(Beginning of Exercise input)

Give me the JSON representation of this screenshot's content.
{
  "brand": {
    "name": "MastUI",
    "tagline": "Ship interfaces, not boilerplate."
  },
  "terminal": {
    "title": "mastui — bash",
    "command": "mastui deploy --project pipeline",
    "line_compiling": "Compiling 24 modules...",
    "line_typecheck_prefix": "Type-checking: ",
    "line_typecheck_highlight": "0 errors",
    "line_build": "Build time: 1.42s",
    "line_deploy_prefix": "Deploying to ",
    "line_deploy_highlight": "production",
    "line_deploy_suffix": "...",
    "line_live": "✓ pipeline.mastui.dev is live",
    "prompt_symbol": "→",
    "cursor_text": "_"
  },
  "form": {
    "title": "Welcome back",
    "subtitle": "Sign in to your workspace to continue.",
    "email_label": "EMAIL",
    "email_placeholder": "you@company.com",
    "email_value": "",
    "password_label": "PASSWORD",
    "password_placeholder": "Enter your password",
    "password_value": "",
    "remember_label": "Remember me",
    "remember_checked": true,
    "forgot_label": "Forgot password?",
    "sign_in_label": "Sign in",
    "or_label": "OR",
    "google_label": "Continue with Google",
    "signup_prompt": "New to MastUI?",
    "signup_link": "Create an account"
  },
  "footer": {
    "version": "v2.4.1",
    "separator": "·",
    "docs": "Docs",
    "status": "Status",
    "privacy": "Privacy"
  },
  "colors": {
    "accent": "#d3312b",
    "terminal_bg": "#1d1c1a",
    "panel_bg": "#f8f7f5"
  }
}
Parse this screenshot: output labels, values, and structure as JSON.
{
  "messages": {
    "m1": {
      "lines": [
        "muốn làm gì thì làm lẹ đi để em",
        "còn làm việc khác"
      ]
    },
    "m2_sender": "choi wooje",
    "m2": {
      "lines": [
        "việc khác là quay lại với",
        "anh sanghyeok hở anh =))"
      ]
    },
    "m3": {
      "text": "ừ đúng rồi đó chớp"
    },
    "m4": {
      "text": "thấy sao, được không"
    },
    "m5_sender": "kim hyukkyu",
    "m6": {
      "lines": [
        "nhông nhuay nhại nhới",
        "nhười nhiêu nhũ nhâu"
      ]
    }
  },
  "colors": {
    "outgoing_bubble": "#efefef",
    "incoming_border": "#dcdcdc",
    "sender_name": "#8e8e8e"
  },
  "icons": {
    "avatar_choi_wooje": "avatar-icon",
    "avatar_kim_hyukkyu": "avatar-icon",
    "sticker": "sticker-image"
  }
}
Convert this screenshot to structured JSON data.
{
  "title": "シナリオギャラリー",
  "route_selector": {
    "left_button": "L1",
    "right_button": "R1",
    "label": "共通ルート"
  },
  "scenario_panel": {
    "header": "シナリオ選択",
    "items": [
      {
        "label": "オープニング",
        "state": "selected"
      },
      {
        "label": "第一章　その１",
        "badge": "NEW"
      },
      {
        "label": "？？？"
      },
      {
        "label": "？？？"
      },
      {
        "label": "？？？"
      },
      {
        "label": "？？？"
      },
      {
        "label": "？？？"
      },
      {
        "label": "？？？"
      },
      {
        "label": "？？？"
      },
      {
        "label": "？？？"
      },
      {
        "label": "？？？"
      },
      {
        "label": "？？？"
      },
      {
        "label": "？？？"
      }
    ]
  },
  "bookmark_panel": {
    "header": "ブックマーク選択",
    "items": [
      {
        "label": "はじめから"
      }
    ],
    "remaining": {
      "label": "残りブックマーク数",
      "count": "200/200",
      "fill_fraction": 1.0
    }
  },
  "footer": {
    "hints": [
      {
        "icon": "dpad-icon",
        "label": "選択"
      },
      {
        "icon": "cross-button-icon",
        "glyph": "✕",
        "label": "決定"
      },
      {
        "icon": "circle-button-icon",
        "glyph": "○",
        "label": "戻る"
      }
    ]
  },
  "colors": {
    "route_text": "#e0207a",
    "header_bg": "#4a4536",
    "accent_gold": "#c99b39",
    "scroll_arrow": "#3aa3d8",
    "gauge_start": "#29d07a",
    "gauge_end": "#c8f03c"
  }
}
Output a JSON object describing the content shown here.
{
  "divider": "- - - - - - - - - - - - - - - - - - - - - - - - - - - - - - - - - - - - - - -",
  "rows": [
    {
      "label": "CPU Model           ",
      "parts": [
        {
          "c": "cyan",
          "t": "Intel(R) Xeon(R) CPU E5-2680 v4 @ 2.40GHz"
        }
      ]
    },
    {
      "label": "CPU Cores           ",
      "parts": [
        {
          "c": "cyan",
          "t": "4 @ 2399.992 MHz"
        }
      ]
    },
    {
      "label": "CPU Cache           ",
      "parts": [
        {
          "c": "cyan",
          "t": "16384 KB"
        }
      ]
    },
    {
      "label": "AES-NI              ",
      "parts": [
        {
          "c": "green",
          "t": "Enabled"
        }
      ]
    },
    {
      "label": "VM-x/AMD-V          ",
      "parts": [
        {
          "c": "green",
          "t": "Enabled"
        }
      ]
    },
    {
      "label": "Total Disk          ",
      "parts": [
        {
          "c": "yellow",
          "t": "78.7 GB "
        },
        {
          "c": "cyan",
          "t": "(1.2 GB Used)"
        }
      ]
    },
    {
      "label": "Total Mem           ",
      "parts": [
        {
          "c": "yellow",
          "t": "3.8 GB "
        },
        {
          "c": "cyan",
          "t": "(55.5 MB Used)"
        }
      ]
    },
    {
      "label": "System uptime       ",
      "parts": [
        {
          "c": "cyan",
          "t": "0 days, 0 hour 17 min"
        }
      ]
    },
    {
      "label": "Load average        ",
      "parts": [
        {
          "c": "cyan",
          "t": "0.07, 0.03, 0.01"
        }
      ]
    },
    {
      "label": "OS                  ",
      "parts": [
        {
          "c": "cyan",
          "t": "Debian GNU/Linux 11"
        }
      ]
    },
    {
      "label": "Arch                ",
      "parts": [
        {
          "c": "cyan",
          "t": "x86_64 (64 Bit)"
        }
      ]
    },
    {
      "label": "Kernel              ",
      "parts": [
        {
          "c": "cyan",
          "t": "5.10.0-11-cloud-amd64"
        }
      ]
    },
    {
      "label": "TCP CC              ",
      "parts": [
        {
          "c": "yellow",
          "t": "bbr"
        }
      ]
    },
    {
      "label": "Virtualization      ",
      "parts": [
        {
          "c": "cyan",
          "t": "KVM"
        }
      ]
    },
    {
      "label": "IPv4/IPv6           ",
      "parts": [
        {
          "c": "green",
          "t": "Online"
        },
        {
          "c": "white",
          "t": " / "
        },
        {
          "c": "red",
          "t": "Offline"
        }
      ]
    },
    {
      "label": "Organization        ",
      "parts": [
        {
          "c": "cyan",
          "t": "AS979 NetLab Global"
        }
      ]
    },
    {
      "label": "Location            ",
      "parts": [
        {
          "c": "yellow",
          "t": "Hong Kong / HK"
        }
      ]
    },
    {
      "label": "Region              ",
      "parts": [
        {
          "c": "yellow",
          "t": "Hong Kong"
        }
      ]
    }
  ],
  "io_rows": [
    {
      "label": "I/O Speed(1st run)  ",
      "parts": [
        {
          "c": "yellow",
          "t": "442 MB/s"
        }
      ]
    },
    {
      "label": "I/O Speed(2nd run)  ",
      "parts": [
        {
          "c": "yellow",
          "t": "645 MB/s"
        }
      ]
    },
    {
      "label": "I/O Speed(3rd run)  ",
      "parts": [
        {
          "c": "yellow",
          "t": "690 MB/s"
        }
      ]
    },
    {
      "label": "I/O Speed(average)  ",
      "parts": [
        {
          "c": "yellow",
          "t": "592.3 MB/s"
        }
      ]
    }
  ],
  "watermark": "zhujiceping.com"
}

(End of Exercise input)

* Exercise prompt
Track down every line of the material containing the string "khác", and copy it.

* Solution below
        "còn làm việc khác"
        "việc khác là quay lại với",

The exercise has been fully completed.